A Conceptual Framework and Benefit Transfer for Valuation of Select Ecosystem Goods and Services Provided by the Wetlands of the Okefenokee National Wildlife Refuge

Thumbnail Image
Patton, D. A.
Bergstrom, John C.
Covich, A.
Moore , R.
Carroll, G. Denise
Associated Organization(s)
Supplementary to
The USFWS manages the National Wildlife Refuge System, which is the world’s premier example of public lands designated for their wildlife habitat value. We examine the feasibility of estimating the economic value of ecosystem services supported by wetlands in the Okefenokee National Wildlife Refuge (NWR) in Southeast Georgia, using existing economic and ecological information. Estimates of economic values from flows of ecosystem services are intended to augment the NWR economic impact data analysis currently used and implemented by the USFWS. We specifically examine wetlands in the Okefenokee NWR and estimate gross economic values for the following subset of ecosystem services which have received a relatively strong treatment in the valuation literature: flood control, nutrient cycling, recreational fishing and hunting, wildlife observation, and commercial fishing.

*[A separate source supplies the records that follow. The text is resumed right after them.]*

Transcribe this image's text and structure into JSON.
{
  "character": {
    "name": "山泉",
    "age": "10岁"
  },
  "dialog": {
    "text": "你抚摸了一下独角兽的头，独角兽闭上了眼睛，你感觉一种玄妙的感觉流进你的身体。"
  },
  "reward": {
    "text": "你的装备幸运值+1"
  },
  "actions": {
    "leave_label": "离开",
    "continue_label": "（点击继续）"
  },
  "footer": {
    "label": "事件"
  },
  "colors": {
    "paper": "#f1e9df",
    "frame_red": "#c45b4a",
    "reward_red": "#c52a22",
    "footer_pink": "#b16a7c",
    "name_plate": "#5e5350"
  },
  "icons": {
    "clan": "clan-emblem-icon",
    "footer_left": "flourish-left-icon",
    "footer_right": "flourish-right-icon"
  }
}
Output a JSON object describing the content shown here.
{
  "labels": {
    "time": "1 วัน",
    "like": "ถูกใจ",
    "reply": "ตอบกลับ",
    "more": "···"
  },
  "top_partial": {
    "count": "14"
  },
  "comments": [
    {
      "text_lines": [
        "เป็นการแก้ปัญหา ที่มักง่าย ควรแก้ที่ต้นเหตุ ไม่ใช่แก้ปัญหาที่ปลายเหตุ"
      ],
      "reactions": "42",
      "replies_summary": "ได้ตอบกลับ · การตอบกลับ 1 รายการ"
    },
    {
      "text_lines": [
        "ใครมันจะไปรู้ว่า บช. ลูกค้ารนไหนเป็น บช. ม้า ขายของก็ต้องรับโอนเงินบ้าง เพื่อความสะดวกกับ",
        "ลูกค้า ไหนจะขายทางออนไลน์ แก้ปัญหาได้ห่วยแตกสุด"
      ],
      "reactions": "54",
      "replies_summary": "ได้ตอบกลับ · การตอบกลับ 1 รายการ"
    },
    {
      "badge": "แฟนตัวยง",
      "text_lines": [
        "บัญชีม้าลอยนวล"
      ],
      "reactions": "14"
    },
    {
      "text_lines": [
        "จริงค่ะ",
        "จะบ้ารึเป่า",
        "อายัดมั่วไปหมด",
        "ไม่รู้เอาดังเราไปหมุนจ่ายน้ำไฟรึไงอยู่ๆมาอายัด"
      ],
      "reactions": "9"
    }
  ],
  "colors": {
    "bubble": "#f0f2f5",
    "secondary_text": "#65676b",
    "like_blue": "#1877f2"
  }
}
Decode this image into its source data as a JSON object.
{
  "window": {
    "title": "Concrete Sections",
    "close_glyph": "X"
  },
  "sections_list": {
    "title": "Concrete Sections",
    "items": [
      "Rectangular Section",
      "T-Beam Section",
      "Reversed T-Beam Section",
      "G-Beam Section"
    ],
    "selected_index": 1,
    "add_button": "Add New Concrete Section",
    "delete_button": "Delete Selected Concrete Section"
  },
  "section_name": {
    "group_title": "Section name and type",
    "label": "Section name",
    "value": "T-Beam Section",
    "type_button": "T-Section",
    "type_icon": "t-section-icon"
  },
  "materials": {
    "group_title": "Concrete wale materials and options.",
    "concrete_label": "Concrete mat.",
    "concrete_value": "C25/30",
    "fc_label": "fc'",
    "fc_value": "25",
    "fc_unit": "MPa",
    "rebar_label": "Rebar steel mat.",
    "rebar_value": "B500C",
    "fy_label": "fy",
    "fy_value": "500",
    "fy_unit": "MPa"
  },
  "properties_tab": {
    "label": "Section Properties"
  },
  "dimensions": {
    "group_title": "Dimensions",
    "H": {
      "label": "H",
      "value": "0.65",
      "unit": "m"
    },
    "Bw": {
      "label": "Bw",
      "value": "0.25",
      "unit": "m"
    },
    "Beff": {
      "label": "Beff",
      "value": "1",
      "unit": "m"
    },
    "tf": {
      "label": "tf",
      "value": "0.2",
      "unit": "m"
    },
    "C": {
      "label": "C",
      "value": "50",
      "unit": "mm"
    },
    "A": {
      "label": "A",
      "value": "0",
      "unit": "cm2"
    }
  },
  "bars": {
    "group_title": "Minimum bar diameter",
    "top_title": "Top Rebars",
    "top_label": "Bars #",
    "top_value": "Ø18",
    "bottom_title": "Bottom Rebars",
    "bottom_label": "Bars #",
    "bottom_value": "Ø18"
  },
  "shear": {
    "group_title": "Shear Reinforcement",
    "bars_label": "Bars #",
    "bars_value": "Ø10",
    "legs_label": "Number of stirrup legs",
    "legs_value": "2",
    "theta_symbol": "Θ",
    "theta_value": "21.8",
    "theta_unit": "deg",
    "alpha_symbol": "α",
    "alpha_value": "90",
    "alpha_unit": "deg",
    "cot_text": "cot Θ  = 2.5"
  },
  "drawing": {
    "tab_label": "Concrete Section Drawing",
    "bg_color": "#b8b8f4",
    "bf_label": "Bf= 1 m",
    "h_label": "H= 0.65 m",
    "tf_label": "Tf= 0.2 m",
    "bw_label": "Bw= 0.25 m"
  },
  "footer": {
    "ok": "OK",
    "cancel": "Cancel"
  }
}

We use benefit transfer techniques with multiple-regression coefficients taken from two published meta-analysis studies (Brander, et al., 2006, Woodward and Wui, 2001,) to predict valuation results. Due to a rejection of the hypothesis of convergent validity across primary valuation estimators in the original meta-analysis studies, we present a series of value estimates, each conditional on regression predictions for a particular primary valuation technique. Additionally, we separately predict the net present value of wetland carbon pools for the supporting ecosystem service, carbon dioxide storage. Using benefit transfer values or prices for a unit mass of stored carbon dioxide derived from carbon market prices and Nordhaus 1991, we estimate the gross welfare effects of stored carbon in wetlands of the Okefenokee NWR. Our results are presented as partial, gross economic values attributable to NWR designation. We discuss the applicability of partial as well as gross economic values.
Sponsored by: Georgia Environmental Protection Division U.S. Geological Survey, Georgia Water Science Center U.S. Department of Agriculture, Natural Resources Conservation Service Georgia Institute of Technology, Georgia Water Resources Institute The University of Georgia, Water Resources Faculty
Date Issued
Resource Type
Resource Subtype
Rights Statement
Rights URI